Maine voters will head to the polls in November to decide whether to expand Medicaid under the Affordable Care Act. The ball is now in the public’s court after Gov. Paul LePage and his Republican allies in the Legislature thwarted six previous attempts to expand Medicaid under the health reform law.
LePage has said that expanding Medicaid, known here as MaineCare, would prove financially disastrous. Proponents argue that by not expanding, Maine is foregoing $1 million a day that could support health coverage and jobs.
With debate over ACA repeal ramping up yet again in the Senate, and health advocates raising alarms about proposals to drastically cut Medicaid, it’s a good time to take another look at who’s covered by MaineCare — and who isn’t.
Here’s what a new Census report shows us about Maine’s health insurance landscape in 2016:
Most Mainers continue to get health insurance through work. Just shy of 55 percent of residents, or 720,000 people, have a plan through their employer. So while most of the current debate centers on ACA plans and Medicaid, the majority of Mainers don’t get coverage that way.
Employer plans are just one form of private insurance, or coverage purchased from a commercial insurance company. Another sizable slice of Maine’s population, about 16 percent, buys their insurance directly from those insurers. That group includes the roughly 70,000 Mainers who buy such plans through the ACA exchange, Healthcare.gov. A few more Mainers have coverage through TRICARE, a health insurance program for military members.
Medicare covers the next biggest chunk. The federal insurance program for elderly individuals and people with disabilities covers about 22 percent of Maine’s population, most of them over age 65. That’s roughly 290,000 people. Not surprising, given that Maine’s population is the oldest in the country.
MaineCare covers a lot of people too, but not who you might think. Last year, the program covered 19.2 percent of Maine’s population, or 253,000 people. The Census report breaks down the recipients by age, which reveals a couple of interesting points.

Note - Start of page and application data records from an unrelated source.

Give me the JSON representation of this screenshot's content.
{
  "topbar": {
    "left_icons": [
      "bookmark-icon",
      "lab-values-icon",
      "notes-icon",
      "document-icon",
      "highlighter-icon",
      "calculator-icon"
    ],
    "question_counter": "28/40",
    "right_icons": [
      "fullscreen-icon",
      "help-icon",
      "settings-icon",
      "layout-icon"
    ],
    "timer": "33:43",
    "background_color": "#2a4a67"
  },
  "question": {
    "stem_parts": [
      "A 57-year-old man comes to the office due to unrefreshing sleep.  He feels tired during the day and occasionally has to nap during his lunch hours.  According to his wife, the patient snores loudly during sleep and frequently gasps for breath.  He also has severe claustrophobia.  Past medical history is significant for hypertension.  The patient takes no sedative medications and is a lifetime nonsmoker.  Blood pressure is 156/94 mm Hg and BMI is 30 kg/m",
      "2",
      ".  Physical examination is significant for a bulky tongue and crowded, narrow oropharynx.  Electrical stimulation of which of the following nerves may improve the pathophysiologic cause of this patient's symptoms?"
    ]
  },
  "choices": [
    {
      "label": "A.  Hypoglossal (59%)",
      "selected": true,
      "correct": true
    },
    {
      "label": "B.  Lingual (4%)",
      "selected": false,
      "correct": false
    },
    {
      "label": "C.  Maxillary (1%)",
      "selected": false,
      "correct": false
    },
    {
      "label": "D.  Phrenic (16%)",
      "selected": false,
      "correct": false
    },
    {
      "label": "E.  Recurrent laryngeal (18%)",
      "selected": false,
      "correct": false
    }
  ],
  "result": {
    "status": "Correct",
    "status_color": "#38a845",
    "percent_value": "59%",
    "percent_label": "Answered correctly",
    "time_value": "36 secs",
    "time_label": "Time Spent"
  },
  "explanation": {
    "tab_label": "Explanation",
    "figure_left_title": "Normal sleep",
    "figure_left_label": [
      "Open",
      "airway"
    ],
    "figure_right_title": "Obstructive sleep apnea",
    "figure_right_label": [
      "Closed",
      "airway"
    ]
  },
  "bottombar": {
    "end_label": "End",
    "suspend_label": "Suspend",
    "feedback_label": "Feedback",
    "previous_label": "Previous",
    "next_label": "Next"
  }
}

The first is that a lot of Maine’s elderly people rely on the program, compared to other states. Seventeen percent of residents over age 65, or 42,000 seniors, are enrolled in Medicaid, the 6th-highest rate in the nation. Nearly all of them are also insured under Medicare (people who are low-income and over age 65 can qualify for both programs).
But another group has an even higher share of Mainers insured by Medicaid — children.
According to the Census data, Medicaid insures 33.5 percent of Maine residents aged 18 and under. That’s 92,000 children. (The margin of error on that data point is a little high at 1.9 percent, but the trend still holds.)
Expanding Medicaid under the ACA would extend health coverage to another 70,000 Maine people. Many of them are among the 8 percent of Maine residents, or 106,000 people, who lacked health insurance last year.